> **Directions for this task**: A single figure is required: the number of lines below in which the word "need" occurs.

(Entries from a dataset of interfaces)
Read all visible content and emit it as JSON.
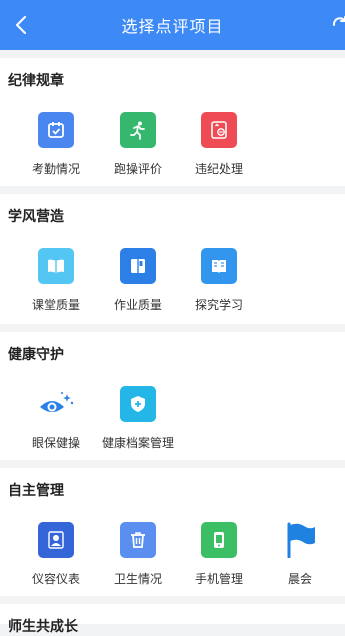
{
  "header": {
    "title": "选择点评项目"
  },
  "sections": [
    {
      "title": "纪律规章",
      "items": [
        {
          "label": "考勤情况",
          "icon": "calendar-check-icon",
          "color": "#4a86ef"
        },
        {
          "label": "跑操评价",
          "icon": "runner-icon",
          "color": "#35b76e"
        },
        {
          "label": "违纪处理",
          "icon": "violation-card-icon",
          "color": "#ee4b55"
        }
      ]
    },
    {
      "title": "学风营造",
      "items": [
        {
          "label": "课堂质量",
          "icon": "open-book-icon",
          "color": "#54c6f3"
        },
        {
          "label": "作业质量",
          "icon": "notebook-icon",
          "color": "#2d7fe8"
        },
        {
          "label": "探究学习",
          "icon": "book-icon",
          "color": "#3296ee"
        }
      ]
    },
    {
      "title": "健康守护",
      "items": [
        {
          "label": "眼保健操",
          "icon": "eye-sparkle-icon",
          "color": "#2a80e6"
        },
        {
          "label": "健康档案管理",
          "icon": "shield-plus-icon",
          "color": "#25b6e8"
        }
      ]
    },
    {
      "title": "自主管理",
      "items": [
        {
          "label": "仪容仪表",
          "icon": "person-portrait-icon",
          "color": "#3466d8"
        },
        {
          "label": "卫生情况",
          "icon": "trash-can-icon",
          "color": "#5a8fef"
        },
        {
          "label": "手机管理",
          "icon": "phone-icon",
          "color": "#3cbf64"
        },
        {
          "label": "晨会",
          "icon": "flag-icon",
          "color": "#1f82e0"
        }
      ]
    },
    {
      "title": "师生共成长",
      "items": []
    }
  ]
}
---
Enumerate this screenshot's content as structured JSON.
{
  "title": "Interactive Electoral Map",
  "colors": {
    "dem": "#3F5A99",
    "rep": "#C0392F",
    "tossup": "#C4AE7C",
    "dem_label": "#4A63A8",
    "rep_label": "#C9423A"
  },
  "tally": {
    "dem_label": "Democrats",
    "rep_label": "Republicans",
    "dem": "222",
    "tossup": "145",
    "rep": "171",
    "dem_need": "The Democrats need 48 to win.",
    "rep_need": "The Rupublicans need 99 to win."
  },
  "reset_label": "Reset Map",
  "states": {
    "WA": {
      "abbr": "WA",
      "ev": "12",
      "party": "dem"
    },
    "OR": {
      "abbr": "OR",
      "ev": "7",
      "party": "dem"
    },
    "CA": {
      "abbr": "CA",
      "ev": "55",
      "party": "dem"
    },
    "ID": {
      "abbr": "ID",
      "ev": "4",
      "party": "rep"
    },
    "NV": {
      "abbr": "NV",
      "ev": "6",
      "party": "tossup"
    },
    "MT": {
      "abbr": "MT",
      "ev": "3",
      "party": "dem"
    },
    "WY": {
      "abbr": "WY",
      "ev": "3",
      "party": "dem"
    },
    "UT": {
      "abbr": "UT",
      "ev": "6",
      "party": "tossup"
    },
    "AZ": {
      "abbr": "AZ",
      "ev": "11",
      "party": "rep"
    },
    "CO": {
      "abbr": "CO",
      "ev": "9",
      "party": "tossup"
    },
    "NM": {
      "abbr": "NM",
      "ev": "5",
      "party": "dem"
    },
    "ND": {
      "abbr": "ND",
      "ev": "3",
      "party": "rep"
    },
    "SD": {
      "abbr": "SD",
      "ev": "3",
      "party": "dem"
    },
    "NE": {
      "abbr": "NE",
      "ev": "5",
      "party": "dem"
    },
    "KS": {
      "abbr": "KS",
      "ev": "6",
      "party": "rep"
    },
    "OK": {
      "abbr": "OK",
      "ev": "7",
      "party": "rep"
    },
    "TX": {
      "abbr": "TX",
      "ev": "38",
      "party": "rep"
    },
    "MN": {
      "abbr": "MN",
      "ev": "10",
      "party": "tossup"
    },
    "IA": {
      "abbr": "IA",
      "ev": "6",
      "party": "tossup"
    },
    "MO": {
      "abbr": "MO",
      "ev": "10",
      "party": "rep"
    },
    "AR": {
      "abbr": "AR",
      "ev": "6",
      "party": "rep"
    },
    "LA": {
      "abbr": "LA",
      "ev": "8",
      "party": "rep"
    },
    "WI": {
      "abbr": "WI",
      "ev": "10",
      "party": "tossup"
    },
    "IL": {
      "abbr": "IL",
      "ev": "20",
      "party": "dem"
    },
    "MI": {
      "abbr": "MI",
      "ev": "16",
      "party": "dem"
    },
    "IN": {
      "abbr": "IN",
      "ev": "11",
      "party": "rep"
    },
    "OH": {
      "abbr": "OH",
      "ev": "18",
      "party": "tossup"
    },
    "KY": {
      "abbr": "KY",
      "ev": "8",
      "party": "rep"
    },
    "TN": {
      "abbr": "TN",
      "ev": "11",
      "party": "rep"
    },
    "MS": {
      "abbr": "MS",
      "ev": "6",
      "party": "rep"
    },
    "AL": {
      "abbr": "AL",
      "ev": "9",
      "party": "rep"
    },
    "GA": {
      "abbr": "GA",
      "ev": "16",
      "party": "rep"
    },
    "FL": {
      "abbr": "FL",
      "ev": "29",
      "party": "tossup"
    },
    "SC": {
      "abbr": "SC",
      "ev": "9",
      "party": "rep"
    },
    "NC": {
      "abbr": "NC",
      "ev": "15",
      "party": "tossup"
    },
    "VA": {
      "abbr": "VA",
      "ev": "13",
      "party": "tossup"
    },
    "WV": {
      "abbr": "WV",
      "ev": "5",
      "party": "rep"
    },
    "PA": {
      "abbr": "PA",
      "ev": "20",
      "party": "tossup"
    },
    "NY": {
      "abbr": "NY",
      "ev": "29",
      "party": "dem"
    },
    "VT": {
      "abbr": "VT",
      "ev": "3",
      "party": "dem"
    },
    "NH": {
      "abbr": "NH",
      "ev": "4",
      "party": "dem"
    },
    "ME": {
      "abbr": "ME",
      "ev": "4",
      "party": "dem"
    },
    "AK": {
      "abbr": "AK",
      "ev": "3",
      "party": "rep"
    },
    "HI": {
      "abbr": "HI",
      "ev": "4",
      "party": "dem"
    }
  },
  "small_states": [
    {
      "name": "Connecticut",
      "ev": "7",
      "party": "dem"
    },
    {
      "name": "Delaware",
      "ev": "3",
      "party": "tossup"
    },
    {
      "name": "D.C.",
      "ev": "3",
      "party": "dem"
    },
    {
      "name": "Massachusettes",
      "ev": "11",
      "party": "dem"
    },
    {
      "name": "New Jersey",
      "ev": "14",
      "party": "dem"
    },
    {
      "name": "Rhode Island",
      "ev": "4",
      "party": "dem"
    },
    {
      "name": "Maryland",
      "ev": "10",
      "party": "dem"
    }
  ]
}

> **Problem solution**: 2